• Directions
Count the lines below that contain the word "JSON", and give only that number.
■ ■ ■ ■
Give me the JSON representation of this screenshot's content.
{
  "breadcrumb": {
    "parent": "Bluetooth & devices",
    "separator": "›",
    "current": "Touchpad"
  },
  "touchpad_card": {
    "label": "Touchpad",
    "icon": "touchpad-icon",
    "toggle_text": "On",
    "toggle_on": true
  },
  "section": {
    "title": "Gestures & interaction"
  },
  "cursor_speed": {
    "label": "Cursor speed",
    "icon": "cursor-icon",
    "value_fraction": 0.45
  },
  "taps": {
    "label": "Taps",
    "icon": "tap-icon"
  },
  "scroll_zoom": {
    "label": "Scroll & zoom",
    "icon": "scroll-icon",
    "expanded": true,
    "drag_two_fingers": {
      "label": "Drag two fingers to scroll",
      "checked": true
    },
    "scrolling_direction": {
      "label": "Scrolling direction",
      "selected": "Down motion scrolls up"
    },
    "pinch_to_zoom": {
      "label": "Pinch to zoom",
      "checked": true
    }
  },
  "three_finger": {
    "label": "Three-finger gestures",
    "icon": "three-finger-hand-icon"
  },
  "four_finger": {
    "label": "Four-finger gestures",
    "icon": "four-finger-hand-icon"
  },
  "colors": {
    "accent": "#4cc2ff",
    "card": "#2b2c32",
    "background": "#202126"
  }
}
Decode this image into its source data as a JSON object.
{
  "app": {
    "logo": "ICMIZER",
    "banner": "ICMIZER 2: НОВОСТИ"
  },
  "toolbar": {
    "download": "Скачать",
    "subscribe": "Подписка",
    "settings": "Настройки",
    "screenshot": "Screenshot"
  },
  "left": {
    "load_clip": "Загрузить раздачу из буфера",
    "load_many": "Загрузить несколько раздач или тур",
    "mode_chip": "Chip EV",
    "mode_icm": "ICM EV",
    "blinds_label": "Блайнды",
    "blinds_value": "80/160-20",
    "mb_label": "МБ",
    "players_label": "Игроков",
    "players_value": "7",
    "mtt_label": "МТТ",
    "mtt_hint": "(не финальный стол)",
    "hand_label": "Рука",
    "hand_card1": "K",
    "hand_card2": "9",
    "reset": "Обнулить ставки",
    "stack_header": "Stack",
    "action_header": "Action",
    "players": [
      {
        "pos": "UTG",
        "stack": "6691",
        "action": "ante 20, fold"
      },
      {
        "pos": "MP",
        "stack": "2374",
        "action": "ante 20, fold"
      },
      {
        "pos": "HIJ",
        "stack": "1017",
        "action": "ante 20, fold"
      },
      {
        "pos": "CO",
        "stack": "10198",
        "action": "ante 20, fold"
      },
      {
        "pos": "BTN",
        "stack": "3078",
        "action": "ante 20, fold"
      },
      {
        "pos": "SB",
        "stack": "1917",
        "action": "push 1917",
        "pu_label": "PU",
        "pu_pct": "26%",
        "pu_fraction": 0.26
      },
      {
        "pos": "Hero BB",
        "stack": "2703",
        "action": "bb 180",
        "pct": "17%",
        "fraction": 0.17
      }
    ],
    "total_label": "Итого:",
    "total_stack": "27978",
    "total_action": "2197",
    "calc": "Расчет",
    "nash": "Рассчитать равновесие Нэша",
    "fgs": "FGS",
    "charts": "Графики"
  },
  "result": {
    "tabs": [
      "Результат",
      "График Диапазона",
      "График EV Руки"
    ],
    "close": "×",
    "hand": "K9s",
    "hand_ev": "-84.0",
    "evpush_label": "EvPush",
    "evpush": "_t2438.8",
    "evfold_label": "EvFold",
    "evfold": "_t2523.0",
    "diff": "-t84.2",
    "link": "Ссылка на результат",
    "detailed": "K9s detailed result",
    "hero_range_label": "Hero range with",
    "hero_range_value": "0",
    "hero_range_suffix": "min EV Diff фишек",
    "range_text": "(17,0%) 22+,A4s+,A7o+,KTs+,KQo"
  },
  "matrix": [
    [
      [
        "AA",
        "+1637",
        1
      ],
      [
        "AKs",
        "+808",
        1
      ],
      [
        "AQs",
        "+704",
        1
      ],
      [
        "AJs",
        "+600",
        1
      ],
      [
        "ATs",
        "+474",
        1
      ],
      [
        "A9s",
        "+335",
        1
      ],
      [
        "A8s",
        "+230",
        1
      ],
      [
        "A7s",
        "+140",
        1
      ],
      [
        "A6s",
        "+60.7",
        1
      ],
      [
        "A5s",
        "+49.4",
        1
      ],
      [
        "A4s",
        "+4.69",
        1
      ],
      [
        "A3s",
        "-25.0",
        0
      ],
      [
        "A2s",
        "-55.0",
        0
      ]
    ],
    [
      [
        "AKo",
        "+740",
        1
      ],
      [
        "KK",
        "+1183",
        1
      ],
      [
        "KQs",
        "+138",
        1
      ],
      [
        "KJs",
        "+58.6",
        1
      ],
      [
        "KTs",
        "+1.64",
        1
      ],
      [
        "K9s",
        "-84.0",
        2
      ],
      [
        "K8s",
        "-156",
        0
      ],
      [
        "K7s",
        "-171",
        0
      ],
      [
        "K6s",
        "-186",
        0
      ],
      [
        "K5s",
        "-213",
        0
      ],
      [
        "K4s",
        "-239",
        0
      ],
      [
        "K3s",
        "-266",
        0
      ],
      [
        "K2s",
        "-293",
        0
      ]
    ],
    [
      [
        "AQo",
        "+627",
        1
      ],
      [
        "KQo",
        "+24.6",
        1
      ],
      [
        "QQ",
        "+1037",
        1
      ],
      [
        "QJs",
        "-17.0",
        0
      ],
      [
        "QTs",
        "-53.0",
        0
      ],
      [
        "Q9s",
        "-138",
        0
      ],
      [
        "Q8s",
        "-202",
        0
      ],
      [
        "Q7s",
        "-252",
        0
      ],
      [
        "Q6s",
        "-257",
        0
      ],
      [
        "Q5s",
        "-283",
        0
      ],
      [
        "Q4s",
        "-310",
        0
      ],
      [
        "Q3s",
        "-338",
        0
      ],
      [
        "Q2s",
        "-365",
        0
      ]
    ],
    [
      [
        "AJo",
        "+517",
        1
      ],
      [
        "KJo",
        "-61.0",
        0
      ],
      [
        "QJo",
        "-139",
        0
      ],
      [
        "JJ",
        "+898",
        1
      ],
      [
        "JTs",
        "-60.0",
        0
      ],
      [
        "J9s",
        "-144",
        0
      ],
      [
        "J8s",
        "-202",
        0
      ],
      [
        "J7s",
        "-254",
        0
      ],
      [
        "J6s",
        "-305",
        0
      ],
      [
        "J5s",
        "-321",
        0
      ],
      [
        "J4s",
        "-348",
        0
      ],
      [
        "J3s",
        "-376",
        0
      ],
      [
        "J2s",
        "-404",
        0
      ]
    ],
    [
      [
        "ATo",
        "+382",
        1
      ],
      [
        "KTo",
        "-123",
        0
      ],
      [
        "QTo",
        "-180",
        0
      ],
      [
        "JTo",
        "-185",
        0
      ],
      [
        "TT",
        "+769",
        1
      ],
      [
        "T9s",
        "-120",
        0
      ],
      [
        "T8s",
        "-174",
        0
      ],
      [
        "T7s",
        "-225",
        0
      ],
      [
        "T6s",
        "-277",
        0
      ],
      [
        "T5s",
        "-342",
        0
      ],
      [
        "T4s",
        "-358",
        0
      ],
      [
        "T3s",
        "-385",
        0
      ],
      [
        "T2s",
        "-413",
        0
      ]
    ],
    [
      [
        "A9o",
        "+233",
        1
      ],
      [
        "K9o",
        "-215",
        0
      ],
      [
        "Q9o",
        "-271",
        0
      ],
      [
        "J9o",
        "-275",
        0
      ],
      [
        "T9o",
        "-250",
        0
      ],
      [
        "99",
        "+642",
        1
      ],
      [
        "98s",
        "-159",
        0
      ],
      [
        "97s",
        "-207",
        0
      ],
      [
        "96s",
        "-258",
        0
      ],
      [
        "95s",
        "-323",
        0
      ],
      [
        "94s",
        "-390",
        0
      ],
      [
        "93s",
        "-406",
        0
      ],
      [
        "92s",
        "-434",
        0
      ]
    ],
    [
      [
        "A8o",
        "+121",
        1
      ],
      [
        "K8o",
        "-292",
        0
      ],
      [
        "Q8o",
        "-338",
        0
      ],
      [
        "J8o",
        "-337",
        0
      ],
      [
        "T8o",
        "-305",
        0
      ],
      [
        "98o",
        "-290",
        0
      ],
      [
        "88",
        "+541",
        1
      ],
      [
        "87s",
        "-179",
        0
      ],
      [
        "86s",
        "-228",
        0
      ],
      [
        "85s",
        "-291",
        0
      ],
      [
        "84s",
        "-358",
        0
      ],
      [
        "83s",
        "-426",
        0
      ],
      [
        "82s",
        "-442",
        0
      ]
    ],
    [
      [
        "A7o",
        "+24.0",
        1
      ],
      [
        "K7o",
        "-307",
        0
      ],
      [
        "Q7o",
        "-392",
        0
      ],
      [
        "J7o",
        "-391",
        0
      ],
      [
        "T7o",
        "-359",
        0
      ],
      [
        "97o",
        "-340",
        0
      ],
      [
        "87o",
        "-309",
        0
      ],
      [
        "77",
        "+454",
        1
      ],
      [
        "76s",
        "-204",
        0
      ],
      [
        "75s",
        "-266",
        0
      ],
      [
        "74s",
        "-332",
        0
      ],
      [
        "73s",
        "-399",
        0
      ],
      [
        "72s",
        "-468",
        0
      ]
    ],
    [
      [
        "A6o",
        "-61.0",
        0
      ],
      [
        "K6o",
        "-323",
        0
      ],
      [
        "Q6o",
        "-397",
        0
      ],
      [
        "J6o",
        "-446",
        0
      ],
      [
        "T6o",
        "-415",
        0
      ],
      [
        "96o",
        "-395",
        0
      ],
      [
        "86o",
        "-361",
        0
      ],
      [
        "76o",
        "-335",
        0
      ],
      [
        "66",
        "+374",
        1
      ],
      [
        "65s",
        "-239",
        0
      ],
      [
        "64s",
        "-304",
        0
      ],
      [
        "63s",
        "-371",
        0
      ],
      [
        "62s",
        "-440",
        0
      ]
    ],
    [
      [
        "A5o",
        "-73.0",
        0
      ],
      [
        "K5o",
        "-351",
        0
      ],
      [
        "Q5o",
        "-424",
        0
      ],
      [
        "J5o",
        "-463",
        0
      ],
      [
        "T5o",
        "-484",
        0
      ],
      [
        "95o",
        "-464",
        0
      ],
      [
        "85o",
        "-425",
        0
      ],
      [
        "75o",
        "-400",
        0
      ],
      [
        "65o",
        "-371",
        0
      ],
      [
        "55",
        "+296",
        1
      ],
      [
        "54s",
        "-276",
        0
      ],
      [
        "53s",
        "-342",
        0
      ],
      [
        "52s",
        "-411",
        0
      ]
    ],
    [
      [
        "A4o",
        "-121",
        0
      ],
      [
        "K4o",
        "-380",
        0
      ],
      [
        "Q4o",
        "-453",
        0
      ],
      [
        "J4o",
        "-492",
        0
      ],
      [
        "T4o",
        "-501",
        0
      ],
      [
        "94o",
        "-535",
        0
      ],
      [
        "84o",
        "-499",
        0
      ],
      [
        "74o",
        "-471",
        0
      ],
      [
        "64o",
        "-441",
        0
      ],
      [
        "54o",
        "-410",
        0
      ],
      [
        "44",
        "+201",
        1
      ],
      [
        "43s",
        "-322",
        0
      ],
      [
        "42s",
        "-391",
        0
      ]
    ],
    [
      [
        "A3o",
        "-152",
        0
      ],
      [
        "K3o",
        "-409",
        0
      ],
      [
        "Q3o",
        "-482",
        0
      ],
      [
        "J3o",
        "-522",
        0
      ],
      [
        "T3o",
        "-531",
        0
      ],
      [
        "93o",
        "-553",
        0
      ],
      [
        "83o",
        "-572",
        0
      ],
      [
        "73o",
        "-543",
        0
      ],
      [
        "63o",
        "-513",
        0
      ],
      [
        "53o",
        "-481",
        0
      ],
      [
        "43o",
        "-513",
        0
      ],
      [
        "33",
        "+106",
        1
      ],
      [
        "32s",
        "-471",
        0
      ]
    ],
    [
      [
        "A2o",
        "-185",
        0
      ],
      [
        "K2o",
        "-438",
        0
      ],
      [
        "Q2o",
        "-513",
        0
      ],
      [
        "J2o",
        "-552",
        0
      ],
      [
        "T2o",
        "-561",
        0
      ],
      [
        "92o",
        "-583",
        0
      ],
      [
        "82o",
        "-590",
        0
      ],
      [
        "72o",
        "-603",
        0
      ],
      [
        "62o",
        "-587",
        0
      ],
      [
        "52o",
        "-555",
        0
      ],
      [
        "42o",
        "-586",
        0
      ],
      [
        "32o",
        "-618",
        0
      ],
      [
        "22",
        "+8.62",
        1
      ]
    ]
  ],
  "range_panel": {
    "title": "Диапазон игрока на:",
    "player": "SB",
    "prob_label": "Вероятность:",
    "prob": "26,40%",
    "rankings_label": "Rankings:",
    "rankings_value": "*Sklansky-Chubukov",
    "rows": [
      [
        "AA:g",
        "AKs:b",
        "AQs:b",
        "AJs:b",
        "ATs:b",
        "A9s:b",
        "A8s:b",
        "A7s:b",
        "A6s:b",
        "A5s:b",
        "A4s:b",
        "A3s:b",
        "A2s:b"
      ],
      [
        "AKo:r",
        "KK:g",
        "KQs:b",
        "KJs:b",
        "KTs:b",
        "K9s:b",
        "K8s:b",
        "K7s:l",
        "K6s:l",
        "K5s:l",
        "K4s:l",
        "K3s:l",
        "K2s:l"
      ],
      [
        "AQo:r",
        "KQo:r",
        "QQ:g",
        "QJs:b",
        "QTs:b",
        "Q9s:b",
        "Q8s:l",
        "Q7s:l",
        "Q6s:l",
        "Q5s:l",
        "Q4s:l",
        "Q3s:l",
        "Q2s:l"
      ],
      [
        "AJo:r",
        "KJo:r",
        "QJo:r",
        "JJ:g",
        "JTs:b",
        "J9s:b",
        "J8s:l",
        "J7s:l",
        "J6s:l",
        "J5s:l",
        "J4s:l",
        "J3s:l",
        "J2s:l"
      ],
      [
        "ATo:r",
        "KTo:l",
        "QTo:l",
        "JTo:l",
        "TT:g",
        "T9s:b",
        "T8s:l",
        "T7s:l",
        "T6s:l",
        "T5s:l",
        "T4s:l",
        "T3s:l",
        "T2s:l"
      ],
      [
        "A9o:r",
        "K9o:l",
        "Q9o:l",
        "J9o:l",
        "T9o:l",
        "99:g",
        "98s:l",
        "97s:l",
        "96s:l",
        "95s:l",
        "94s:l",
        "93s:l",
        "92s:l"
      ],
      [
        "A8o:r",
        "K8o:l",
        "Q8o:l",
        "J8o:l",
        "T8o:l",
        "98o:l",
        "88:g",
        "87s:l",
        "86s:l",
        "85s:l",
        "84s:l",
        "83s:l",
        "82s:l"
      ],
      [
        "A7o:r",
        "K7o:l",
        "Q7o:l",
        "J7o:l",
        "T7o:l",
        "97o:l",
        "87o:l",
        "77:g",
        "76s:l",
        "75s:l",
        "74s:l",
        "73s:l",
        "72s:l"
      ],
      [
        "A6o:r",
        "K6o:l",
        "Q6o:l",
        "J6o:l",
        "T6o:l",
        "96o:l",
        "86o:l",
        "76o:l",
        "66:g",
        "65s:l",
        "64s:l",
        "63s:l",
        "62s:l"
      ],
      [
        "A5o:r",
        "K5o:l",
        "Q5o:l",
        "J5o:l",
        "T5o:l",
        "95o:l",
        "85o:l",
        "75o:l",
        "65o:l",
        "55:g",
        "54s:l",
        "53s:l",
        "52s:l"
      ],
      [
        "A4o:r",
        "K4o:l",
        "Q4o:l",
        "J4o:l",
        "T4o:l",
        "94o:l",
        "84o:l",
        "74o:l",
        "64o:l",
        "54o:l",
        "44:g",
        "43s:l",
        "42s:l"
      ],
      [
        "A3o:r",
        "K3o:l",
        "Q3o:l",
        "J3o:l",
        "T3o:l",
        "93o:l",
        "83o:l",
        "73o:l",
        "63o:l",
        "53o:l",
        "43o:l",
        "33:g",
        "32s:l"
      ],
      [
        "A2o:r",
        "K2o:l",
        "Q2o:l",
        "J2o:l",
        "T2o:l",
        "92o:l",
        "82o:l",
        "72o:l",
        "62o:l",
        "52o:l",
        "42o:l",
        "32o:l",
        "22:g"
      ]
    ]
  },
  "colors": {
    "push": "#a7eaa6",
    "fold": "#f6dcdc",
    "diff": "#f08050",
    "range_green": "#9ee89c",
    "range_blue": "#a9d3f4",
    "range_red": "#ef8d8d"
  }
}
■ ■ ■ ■
• Result of this exercise
2